• To do:
Give back each entry unchanged, minus pictures.
□ □ □ □
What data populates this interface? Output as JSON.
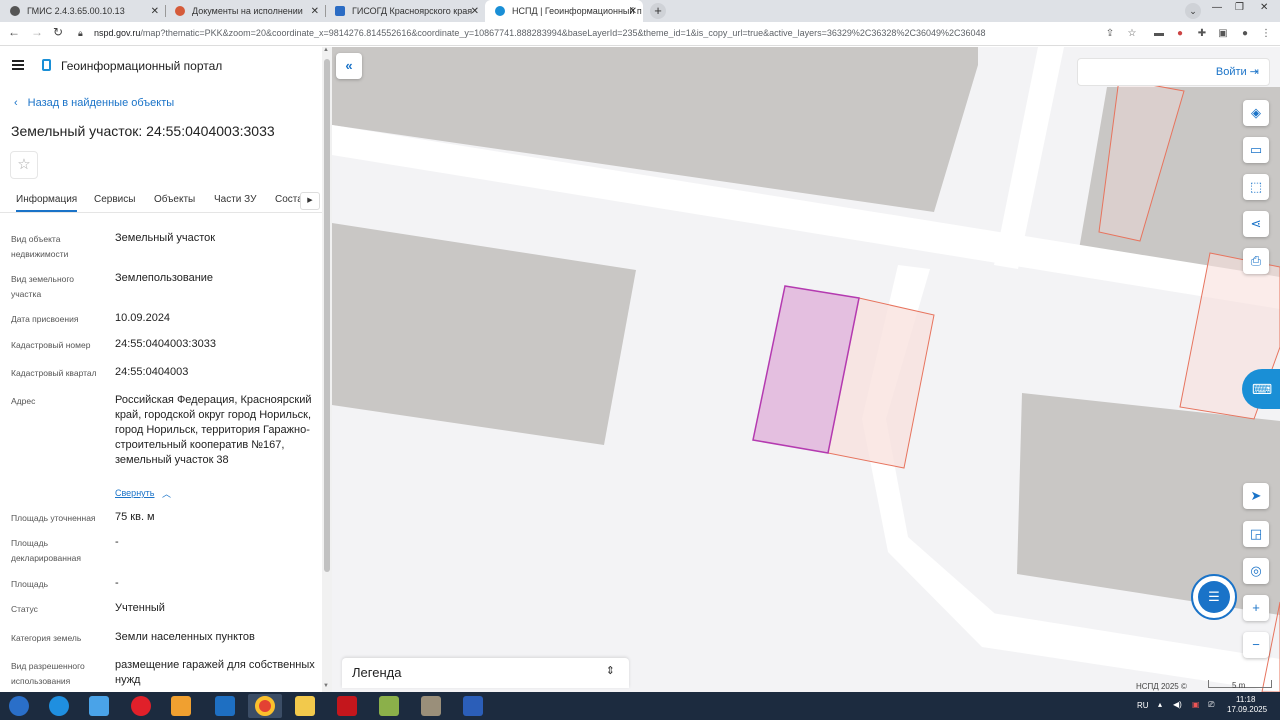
{
  "browser": {
    "tabs": [
      {
        "title": "ГМИС 2.4.3.65.00.10.13",
        "active": false
      },
      {
        "title": "Документы на исполнении",
        "active": false
      },
      {
        "title": "ГИСОГД Красноярского края",
        "active": false
      },
      {
        "title": "НСПД | Геоинформационный п",
        "active": true
      }
    ],
    "new_tab": "+",
    "url_host": "nspd.gov.ru",
    "url_path": "/map?thematic=PKK&zoom=20&coordinate_x=9814276.814552616&coordinate_y=10867741.888283994&baseLayerId=235&theme_id=1&is_copy_url=true&active_layers=36329%2C36328%2C36049%2C36048"
  },
  "sidebar": {
    "portal_title": "Геоинформационный портал",
    "back_link": "Назад в найденные объекты",
    "parcel_title": "Земельный участок: 24:55:0404003:3033",
    "tabs": [
      "Информация",
      "Сервисы",
      "Объекты",
      "Части ЗУ",
      "Соста"
    ],
    "fields": [
      {
        "label": "Вид объекта недвижимости",
        "value": "Земельный участок"
      },
      {
        "label": "Вид земельного участка",
        "value": "Землепользование"
      },
      {
        "label": "Дата присвоения",
        "value": "10.09.2024"
      },
      {
        "label": "Кадастровый номер",
        "value": "24:55:0404003:3033"
      },
      {
        "label": "Кадастровый квартал",
        "value": "24:55:0404003"
      },
      {
        "label": "Адрес",
        "value": "Российская Федерация, Красноярский край, городской округ город Норильск, город Норильск, территория Гаражно-строительный кооператив №167, земельный участок 38"
      },
      {
        "label": "Площадь уточненная",
        "value": "75 кв. м"
      },
      {
        "label": "Площадь декларированная",
        "value": "-"
      },
      {
        "label": "Площадь",
        "value": "-"
      },
      {
        "label": "Статус",
        "value": "Учтенный"
      },
      {
        "label": "Категория земель",
        "value": "Земли населенных пунктов"
      },
      {
        "label": "Вид разрешенного использования",
        "value": "размещение гаражей для собственных нужд"
      }
    ],
    "collapse_link": "Свернуть"
  },
  "map": {
    "login": "Войти",
    "legend": "Легенда",
    "copyright": "НСПД 2025 ©",
    "scale": "5 m",
    "colors": {
      "selected_fill": "#e4bfe0",
      "selected_stroke": "#b43ab0",
      "parcel_fill": "#f8e0dc",
      "parcel_stroke": "#e7745e",
      "building": "#c9c7c5",
      "road": "#ffffff",
      "accent": "#1a73c8"
    }
  },
  "taskbar": {
    "language": "RU",
    "time": "11:18",
    "date": "17.09.2025"
  }
}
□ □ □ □
• Result for this task:
What data populates this interface? Output as JSON.
{
  "browser": {
    "tabs": [
      {
        "title": "ГМИС 2.4.3.65.00.10.13",
        "active": false
      },
      {
        "title": "Документы на исполнении",
        "active": false
      },
      {
        "title": "ГИСОГД Красноярского края",
        "active": false
      },
      {
        "title": "НСПД | Геоинформационный п",
        "active": true
      }
    ],
    "new_tab": "+",
    "url_host": "nspd.gov.ru",
    "url_path": "/map?thematic=PKK&zoom=20&coordinate_x=9814276.814552616&coordinate_y=10867741.888283994&baseLayerId=235&theme_id=1&is_copy_url=true&active_layers=36329%2C36328%2C36049%2C36048"
  },
  "sidebar": {
    "portal_title": "Геоинформационный портал",
    "back_link": "Назад в найденные объекты",
    "parcel_title": "Земельный участок: 24:55:0404003:3033",
    "tabs": [
      "Информация",
      "Сервисы",
      "Объекты",
      "Части ЗУ",
      "Соста"
    ],
    "fields": [
      {
        "label": "Вид объекта недвижимости",
        "value": "Земельный участок"
      },
      {
        "label": "Вид земельного участка",
        "value": "Землепользование"
      },
      {
        "label": "Дата присвоения",
        "value": "10.09.2024"
      },
      {
        "label": "Кадастровый номер",
        "value": "24:55:0404003:3033"
      },
      {
        "label": "Кадастровый квартал",
        "value": "24:55:0404003"
      },
      {
        "label": "Адрес",
        "value": "Российская Федерация, Красноярский край, городской округ город Норильск, город Норильск, территория Гаражно-строительный кооператив №167, земельный участок 38"
      },
      {
        "label": "Площадь уточненная",
        "value": "75 кв. м"
      },
      {
        "label": "Площадь декларированная",
        "value": "-"
      },
      {
        "label": "Площадь",
        "value": "-"
      },
      {
        "label": "Статус",
        "value": "Учтенный"
      },
      {
        "label": "Категория земель",
        "value": "Земли населенных пунктов"
      },
      {
        "label": "Вид разрешенного использования",
        "value": "размещение гаражей для собственных нужд"
      }
    ],
    "collapse_link": "Свернуть"
  },
  "map": {
    "login": "Войти",
    "legend": "Легенда",
    "copyright": "НСПД 2025 ©",
    "scale": "5 m",
    "colors": {
      "selected_fill": "#e4bfe0",
      "selected_stroke": "#b43ab0",
      "parcel_fill": "#f8e0dc",
      "parcel_stroke": "#e7745e",
      "building": "#c9c7c5",
      "road": "#ffffff",
      "accent": "#1a73c8"
    }
  },
  "taskbar": {
    "language": "RU",
    "time": "11:18",
    "date": "17.09.2025"
  }
}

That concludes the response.